As any traveler will tell you, protecting your passport and valuables is crucial while traveling. Finding yourself stranded with no money, no cards and, worse, no passport, is a travel nightmare, so precautions must be taken.
For me, my money belt was molded into my skin, ensuring any prospective thief would have to get up close and personal in order to take my passport, spare credit card and cash. My purse, my beloved Thai green floral, multi-compartmental mini-luggage, held my phone, wallet, main cards, cash, hand sanitizer, toilet paper and other necessities. My purse was my new appendage, and it went everywhere with me.
For the last leg of our Nepal trip, Naren and I were heading from Pokhara to Lumbini, the birthplace of the Buddha, and embarked on six-hour+ bus journey.
As I had grown accustomed to, the bus was filled to the max with passengers, and as its only female passenger and its only Western passenger, I didn’t quite blend in. While the bus provided the standard stuffy, aggressive, bumpy ride I was getting used to, the mountain views were lovely, and it was a fairly enjoyable ride.
A few hours in the bus made its first pit stop, and to my disappointment, this one would take place in the great outdoors. While I usually tried to avoid taking advantage of these sorts of stops, I could not in this instance, so I grabbed my purse and disembarked with the rest of the passengers.
Now, as I mentioned before, I was the only woman on the bus and a foreigner as well – I did not need more attention. I was not just going to go outside and pee on a tree. So I did my best to walk along the road in search of some privacy.
A little ways down I found a couple trees blocking the view from the road and decided this was as good as it was going to get. I set my purse down on the small rock and began to sit and, to my horror, watched it tumble down the mountain side.
My jaw dropped as I watched my purse, with all my cash, cards and phone, bounce round and round through the leaves and trees, finally settling about 30 feet down. Though this wasn’t exactly a sheer drop, it was certainly steep enough for me to decide retrieving it would not be a wise move.
By this point, I had been gone quite a long time, and I knew the bus driver would be annoyed with me. I got back on the road and ran to find Naren, ignoring the driver and other passengers trying to urge me on to the bus.
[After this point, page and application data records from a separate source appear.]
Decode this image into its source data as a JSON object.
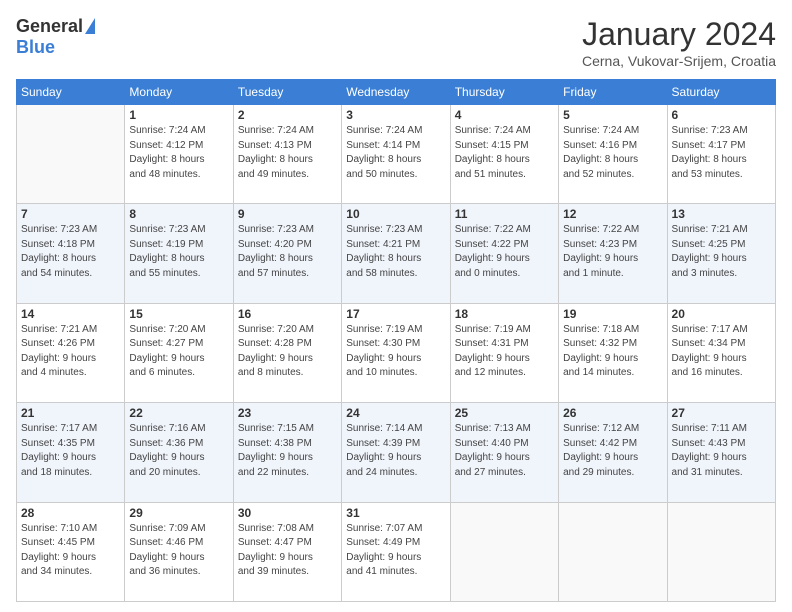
{
  "logo": {
    "general": "General",
    "blue": "Blue"
  },
  "title": "January 2024",
  "subtitle": "Cerna, Vukovar-Srijem, Croatia",
  "days_of_week": [
    "Sunday",
    "Monday",
    "Tuesday",
    "Wednesday",
    "Thursday",
    "Friday",
    "Saturday"
  ],
  "weeks": [
    [
      {
        "day": "",
        "info": ""
      },
      {
        "day": "1",
        "info": "Sunrise: 7:24 AM\nSunset: 4:12 PM\nDaylight: 8 hours\nand 48 minutes."
      },
      {
        "day": "2",
        "info": "Sunrise: 7:24 AM\nSunset: 4:13 PM\nDaylight: 8 hours\nand 49 minutes."
      },
      {
        "day": "3",
        "info": "Sunrise: 7:24 AM\nSunset: 4:14 PM\nDaylight: 8 hours\nand 50 minutes."
      },
      {
        "day": "4",
        "info": "Sunrise: 7:24 AM\nSunset: 4:15 PM\nDaylight: 8 hours\nand 51 minutes."
      },
      {
        "day": "5",
        "info": "Sunrise: 7:24 AM\nSunset: 4:16 PM\nDaylight: 8 hours\nand 52 minutes."
      },
      {
        "day": "6",
        "info": "Sunrise: 7:23 AM\nSunset: 4:17 PM\nDaylight: 8 hours\nand 53 minutes."
      }
    ],
    [
      {
        "day": "7",
        "info": "Sunrise: 7:23 AM\nSunset: 4:18 PM\nDaylight: 8 hours\nand 54 minutes."
      },
      {
        "day": "8",
        "info": "Sunrise: 7:23 AM\nSunset: 4:19 PM\nDaylight: 8 hours\nand 55 minutes."
      },
      {
        "day": "9",
        "info": "Sunrise: 7:23 AM\nSunset: 4:20 PM\nDaylight: 8 hours\nand 57 minutes."
      },
      {
        "day": "10",
        "info": "Sunrise: 7:23 AM\nSunset: 4:21 PM\nDaylight: 8 hours\nand 58 minutes."
      },
      {
        "day": "11",
        "info": "Sunrise: 7:22 AM\nSunset: 4:22 PM\nDaylight: 9 hours\nand 0 minutes."
      },
      {
        "day": "12",
        "info": "Sunrise: 7:22 AM\nSunset: 4:23 PM\nDaylight: 9 hours\nand 1 minute."
      },
      {
        "day": "13",
        "info": "Sunrise: 7:21 AM\nSunset: 4:25 PM\nDaylight: 9 hours\nand 3 minutes."
      }
    ],
    [
      {
        "day": "14",
        "info": "Sunrise: 7:21 AM\nSunset: 4:26 PM\nDaylight: 9 hours\nand 4 minutes."
      },
      {
        "day": "15",
        "info": "Sunrise: 7:20 AM\nSunset: 4:27 PM\nDaylight: 9 hours\nand 6 minutes."
      },
      {
        "day": "16",
        "info": "Sunrise: 7:20 AM\nSunset: 4:28 PM\nDaylight: 9 hours\nand 8 minutes."
      },
      {
        "day": "17",
        "info": "Sunrise: 7:19 AM\nSunset: 4:30 PM\nDaylight: 9 hours\nand 10 minutes."
      },
      {
        "day": "18",
        "info": "Sunrise: 7:19 AM\nSunset: 4:31 PM\nDaylight: 9 hours\nand 12 minutes."
      },
      {
        "day": "19",
        "info": "Sunrise: 7:18 AM\nSunset: 4:32 PM\nDaylight: 9 hours\nand 14 minutes."
      },
      {
        "day": "20",
        "info": "Sunrise: 7:17 AM\nSunset: 4:34 PM\nDaylight: 9 hours\nand 16 minutes."
      }
    ],
    [
      {
        "day": "21",
        "info": "Sunrise: 7:17 AM\nSunset: 4:35 PM\nDaylight: 9 hours\nand 18 minutes."
      },
      {
        "day": "22",
        "info": "Sunrise: 7:16 AM\nSunset: 4:36 PM\nDaylight: 9 hours\nand 20 minutes."
      },
      {
        "day": "23",
        "info": "Sunrise: 7:15 AM\nSunset: 4:38 PM\nDaylight: 9 hours\nand 22 minutes."
      },
      {
        "day": "24",
        "info": "Sunrise: 7:14 AM\nSunset: 4:39 PM\nDaylight: 9 hours\nand 24 minutes."
      },
      {
        "day": "25",
        "info": "Sunrise: 7:13 AM\nSunset: 4:40 PM\nDaylight: 9 hours\nand 27 minutes."
      },
      {
        "day": "26",
        "info": "Sunrise: 7:12 AM\nSunset: 4:42 PM\nDaylight: 9 hours\nand 29 minutes."
      },
      {
        "day": "27",
        "info": "Sunrise: 7:11 AM\nSunset: 4:43 PM\nDaylight: 9 hours\nand 31 minutes."
      }
    ],
    [
      {
        "day": "28",
        "info": "Sunrise: 7:10 AM\nSunset: 4:45 PM\nDaylight: 9 hours\nand 34 minutes."
      },
      {
        "day": "29",
        "info": "Sunrise: 7:09 AM\nSunset: 4:46 PM\nDaylight: 9 hours\nand 36 minutes."
      },
      {
        "day": "30",
        "info": "Sunrise: 7:08 AM\nSunset: 4:47 PM\nDaylight: 9 hours\nand 39 minutes."
      },
      {
        "day": "31",
        "info": "Sunrise: 7:07 AM\nSunset: 4:49 PM\nDaylight: 9 hours\nand 41 minutes."
      },
      {
        "day": "",
        "info": ""
      },
      {
        "day": "",
        "info": ""
      },
      {
        "day": "",
        "info": ""
      }
    ]
  ]
}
Naren explained the situation to them, and the next thing I know, he and about 10 Nepali men were following me back to my little clearing.
I really thought my purse was a goner, but to my surprise, Naren and my new retrieval team scrambled on down without a second’s hesitation, returning my lifeline in about three minutes.
I’ve been told before that things always have a way of working out for me, and like my memory card mishap before, I really am one lucky girl.
The moral of this story: if you must squat by the side of a mountain to pee, make sure you place you place your purse on a flat rock :).